=== Begin Enclosure ===

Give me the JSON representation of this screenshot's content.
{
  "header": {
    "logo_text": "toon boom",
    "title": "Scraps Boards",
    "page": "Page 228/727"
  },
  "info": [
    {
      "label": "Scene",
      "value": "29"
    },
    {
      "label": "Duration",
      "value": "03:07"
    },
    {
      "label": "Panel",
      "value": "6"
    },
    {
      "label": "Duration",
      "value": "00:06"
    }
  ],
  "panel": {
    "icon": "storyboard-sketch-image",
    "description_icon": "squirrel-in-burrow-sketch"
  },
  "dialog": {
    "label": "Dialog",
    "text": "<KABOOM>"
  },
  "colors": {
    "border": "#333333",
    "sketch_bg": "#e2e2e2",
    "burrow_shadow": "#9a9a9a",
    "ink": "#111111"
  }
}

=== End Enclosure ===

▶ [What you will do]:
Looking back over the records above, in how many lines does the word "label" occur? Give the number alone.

▶ [Task solution]:
5